Data listing:
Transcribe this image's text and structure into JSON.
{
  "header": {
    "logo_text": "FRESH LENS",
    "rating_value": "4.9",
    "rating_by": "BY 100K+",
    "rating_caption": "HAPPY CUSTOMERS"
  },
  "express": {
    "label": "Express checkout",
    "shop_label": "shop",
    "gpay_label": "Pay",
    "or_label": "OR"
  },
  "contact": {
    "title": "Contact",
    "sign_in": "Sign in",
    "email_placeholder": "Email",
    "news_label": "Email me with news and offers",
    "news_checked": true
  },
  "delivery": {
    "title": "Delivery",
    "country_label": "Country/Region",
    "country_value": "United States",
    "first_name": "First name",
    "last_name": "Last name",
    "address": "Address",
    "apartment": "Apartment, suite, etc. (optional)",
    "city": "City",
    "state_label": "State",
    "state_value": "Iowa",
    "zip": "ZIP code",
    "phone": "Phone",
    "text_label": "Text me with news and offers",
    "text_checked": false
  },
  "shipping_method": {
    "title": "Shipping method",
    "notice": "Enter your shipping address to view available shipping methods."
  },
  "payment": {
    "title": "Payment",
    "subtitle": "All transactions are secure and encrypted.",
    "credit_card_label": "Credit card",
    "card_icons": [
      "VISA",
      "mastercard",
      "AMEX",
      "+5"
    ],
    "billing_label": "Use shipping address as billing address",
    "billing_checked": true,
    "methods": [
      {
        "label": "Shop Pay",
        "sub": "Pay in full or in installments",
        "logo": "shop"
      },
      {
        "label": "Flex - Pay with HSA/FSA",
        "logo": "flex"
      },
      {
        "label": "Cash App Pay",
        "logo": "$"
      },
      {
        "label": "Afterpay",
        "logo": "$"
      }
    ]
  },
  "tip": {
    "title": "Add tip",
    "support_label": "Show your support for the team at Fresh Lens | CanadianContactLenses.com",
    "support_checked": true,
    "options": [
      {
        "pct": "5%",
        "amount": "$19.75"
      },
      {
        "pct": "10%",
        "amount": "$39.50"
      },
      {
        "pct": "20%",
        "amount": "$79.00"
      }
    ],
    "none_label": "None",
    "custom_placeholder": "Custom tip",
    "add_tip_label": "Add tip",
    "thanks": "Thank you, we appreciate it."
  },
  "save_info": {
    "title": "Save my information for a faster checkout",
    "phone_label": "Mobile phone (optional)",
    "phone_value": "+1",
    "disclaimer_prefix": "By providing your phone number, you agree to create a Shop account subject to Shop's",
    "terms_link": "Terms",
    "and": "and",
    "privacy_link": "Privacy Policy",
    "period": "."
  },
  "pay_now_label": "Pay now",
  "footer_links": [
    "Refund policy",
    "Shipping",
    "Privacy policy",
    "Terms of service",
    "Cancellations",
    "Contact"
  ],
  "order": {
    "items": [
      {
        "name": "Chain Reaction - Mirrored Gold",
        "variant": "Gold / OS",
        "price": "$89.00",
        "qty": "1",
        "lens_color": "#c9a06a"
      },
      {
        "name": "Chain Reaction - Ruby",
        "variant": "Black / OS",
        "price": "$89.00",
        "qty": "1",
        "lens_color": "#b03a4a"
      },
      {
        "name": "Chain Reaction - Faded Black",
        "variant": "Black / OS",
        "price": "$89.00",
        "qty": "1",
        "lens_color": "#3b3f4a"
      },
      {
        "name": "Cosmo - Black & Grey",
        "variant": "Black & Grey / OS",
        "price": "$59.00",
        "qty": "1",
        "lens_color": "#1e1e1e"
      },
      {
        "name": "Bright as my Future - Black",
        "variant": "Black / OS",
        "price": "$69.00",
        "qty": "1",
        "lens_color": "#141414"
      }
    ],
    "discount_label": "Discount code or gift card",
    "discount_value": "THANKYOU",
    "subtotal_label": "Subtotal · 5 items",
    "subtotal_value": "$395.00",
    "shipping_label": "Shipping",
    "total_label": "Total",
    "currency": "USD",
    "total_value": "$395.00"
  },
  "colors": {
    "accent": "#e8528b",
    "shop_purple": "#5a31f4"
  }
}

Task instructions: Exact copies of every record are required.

Answer for this exercise:
Transcribe this image's text and structure into JSON.
{
  "header": {
    "logo_text": "FRESH LENS",
    "rating_value": "4.9",
    "rating_by": "BY 100K+",
    "rating_caption": "HAPPY CUSTOMERS"
  },
  "express": {
    "label": "Express checkout",
    "shop_label": "shop",
    "gpay_label": "Pay",
    "or_label": "OR"
  },
  "contact": {
    "title": "Contact",
    "sign_in": "Sign in",
    "email_placeholder": "Email",
    "news_label": "Email me with news and offers",
    "news_checked": true
  },
  "delivery": {
    "title": "Delivery",
    "country_label": "Country/Region",
    "country_value": "United States",
    "first_name": "First name",
    "last_name": "Last name",
    "address": "Address",
    "apartment": "Apartment, suite, etc. (optional)",
    "city": "City",
    "state_label": "State",
    "state_value": "Iowa",
    "zip": "ZIP code",
    "phone": "Phone",
    "text_label": "Text me with news and offers",
    "text_checked": false
  },
  "shipping_method": {
    "title": "Shipping method",
    "notice": "Enter your shipping address to view available shipping methods."
  },
  "payment": {
    "title": "Payment",
    "subtitle": "All transactions are secure and encrypted.",
    "credit_card_label": "Credit card",
    "card_icons": [
      "VISA",
      "mastercard",
      "AMEX",
      "+5"
    ],
    "billing_label": "Use shipping address as billing address",
    "billing_checked": true,
    "methods": [
      {
        "label": "Shop Pay",
        "sub": "Pay in full or in installments",
        "logo": "shop"
      },
      {
        "label": "Flex - Pay with HSA/FSA",
        "logo": "flex"
      },
      {
        "label": "Cash App Pay",
        "logo": "$"
      },
      {
        "label": "Afterpay",
        "logo": "$"
      }
    ]
  },
  "tip": {
    "title": "Add tip",
    "support_label": "Show your support for the team at Fresh Lens | CanadianContactLenses.com",
    "support_checked": true,
    "options": [
      {
        "pct": "5%",
        "amount": "$19.75"
      },
      {
        "pct": "10%",
        "amount": "$39.50"
      },
      {
        "pct": "20%",
        "amount": "$79.00"
      }
    ],
    "none_label": "None",
    "custom_placeholder": "Custom tip",
    "add_tip_label": "Add tip",
    "thanks": "Thank you, we appreciate it."
  },
  "save_info": {
    "title": "Save my information for a faster checkout",
    "phone_label": "Mobile phone (optional)",
    "phone_value": "+1",
    "disclaimer_prefix": "By providing your phone number, you agree to create a Shop account subject to Shop's",
    "terms_link": "Terms",
    "and": "and",
    "privacy_link": "Privacy Policy",
    "period": "."
  },
  "pay_now_label": "Pay now",
  "footer_links": [
    "Refund policy",
    "Shipping",
    "Privacy policy",
    "Terms of service",
    "Cancellations",
    "Contact"
  ],
  "order": {
    "items": [
      {
        "name": "Chain Reaction - Mirrored Gold",
        "variant": "Gold / OS",
        "price": "$89.00",
        "qty": "1",
        "lens_color": "#c9a06a"
      },
      {
        "name": "Chain Reaction - Ruby",
        "variant": "Black / OS",
        "price": "$89.00",
        "qty": "1",
        "lens_color": "#b03a4a"
      },
      {
        "name": "Chain Reaction - Faded Black",
        "variant": "Black / OS",
        "price": "$89.00",
        "qty": "1",
        "lens_color": "#3b3f4a"
      },
      {
        "name": "Cosmo - Black & Grey",
        "variant": "Black & Grey / OS",
        "price": "$59.00",
        "qty": "1",
        "lens_color": "#1e1e1e"
      },
      {
        "name": "Bright as my Future - Black",
        "variant": "Black / OS",
        "price": "$69.00",
        "qty": "1",
        "lens_color": "#141414"
      }
    ],
    "discount_label": "Discount code or gift card",
    "discount_value": "THANKYOU",
    "subtotal_label": "Subtotal · 5 items",
    "subtotal_value": "$395.00",
    "shipping_label": "Shipping",
    "total_label": "Total",
    "currency": "USD",
    "total_value": "$395.00"
  },
  "colors": {
    "accent": "#e8528b",
    "shop_purple": "#5a31f4"
  }
}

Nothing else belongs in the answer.